High Success Rate Claimed for Controversial Approach
WebMD Health News

Oct. 28, 2003 -- Plastic surgery can relieve migraine headache pain, a controversial study suggests.

The technique could help at least half of all migraine sufferers, claims Bahman Guyuron, MD, clinical professor of plastic surgery at Case Western Reserve University in Cleveland. Guyuron is medical director of the Zeeba Ambulatory Surgery Center in Lyndhurst, Ohio. Last year, he launched the American Migraine Center to offer surgery to migraine patients.

"We were encouraged by our previous pilot study, but the feedback from this study was overwhelming," Guyuron says in a news release. "We had patients whose lives were continually hampered by migraine headaches who now can perform at work and freely live their lives."

The current findings come in his presentation to Plastic Surgery 2003, the annual scientific meeting of the American Society of Plastic Surgeons, the Plastic Surgery Educational Foundation, and the American Society of Maxillofacial Surgeons.

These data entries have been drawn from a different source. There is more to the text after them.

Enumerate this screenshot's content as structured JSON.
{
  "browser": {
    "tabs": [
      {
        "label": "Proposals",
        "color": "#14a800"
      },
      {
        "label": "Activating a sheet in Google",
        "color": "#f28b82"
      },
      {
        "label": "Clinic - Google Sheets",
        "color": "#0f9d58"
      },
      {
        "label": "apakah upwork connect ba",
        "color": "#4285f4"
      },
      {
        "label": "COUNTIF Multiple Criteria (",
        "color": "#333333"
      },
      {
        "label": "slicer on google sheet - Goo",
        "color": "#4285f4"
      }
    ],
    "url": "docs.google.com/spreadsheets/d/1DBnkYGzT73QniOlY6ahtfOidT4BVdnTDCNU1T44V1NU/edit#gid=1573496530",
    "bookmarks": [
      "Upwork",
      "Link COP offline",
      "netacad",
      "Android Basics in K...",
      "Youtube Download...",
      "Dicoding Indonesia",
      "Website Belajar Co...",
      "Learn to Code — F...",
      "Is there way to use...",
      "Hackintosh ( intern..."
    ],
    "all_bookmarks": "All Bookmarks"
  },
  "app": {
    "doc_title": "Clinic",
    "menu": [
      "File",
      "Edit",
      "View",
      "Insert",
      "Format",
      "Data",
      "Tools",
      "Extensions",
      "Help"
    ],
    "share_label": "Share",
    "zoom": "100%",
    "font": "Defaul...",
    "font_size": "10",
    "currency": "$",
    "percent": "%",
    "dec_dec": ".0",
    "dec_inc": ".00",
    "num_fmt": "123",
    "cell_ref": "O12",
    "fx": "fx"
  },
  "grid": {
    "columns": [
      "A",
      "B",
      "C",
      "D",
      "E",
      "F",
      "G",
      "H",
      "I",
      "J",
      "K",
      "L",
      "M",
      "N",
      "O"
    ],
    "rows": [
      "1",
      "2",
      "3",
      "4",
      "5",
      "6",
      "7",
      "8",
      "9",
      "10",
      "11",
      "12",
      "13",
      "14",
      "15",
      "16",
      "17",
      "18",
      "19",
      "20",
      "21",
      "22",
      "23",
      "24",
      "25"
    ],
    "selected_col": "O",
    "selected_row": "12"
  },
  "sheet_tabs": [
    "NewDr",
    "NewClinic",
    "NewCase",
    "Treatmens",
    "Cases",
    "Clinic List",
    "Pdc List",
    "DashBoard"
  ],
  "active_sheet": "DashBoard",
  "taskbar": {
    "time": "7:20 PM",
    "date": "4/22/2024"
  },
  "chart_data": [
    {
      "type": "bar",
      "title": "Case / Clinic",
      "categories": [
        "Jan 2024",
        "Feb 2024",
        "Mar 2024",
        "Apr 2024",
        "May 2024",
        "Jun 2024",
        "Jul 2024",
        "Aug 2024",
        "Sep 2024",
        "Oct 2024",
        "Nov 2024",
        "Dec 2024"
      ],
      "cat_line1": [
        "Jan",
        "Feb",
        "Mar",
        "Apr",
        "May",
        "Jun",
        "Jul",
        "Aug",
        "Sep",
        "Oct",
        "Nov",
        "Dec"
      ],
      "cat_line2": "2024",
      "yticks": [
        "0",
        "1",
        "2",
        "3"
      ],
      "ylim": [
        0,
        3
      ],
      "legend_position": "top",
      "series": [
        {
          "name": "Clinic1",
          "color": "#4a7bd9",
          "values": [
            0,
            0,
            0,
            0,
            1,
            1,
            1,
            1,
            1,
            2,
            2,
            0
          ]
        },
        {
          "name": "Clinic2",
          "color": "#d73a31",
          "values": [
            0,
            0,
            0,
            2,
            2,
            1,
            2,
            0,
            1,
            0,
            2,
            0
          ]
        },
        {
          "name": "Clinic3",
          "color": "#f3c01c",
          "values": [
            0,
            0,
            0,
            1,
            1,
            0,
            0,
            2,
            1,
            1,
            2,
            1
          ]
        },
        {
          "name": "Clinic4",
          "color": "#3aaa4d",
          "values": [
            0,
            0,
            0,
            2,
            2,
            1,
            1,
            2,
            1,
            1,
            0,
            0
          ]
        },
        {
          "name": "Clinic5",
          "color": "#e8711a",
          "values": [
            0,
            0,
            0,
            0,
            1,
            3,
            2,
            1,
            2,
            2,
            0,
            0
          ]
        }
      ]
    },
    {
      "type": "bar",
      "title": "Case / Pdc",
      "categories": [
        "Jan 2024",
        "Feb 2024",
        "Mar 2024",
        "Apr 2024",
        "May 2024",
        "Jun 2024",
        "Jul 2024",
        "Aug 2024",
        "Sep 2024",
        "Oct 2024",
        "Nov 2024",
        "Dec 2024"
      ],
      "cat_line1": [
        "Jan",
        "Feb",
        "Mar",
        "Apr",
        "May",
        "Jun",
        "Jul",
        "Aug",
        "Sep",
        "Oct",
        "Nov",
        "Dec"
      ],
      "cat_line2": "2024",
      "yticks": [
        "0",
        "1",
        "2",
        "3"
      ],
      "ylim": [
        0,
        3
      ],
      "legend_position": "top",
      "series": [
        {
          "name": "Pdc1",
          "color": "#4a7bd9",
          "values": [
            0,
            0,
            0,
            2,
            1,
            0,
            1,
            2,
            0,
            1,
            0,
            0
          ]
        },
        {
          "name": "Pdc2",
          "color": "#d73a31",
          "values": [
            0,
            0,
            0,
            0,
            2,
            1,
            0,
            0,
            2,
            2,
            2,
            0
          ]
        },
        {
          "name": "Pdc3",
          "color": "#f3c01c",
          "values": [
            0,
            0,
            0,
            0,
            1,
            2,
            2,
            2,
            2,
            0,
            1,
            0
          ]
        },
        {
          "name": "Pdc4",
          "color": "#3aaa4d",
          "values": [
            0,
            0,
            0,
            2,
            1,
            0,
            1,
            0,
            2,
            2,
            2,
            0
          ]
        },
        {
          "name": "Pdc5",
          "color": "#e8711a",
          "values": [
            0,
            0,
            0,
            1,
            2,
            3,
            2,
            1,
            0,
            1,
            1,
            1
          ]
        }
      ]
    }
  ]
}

From Frown Lift to Migraine Treatment

Guyuron says his discovery of the surgical technique came after several patients who had forehead lifts reported migraine relief. This led him to the theory that many migraine patients have one or more of four "trigger points." Muscles that contract around nerves in the face, he suggests, trigger a domino effect that results in migraine pain.

There are four of these trigger points, Guyuron says:

  • The forehead. Treatment: Remove frown muscles.
  • The temple. Treatment: Remove small portion of facial nerve in temple region.
  • The back of the neck. Treatment: Remove small portion of muscle, replace with fat to prevent regenerating muscle from pinching nerve.
  • The nose area. Treatment: Straighten septum and remove part or a full length of the turbinates (plates of cartilage in the nose).

To see if surgery might work, Guyuron first uses Botox to paralyze the trigger points. In the current study, 90 of 91 patients went on to surgery after the Botox test. Most were treated at more than one trigger site.

Of the 88 patients -- 82 of them women -- for whom data is available, 83 said they felt better after surgery. More than one in four patients (29.5%) said their migraines completely went away after treatment.

"While we're thrilled that the surgical techniques produced such positive results, the team will continue to research migraine headaches, improve the ways in which we identify trigger sites, and strive to elimination of this condition for the majority of patients," Guyuron says.

Today on WebMD

Business woman with hand on face and eyes closed
What aura looks like, triggers, and more.
woman with migraine
Get the truth about migraines.
headache in the bedroom
Keep headaches from ruining your sex life.
woman with hands on head
Test your knowledge of triggers, types, and more.
woman with migraine
drinking coffee
Migraines Headaches Basics
acupuncture needles in woman's back
Tired young man
spraying perfume
man with a headache
headache in the bedroom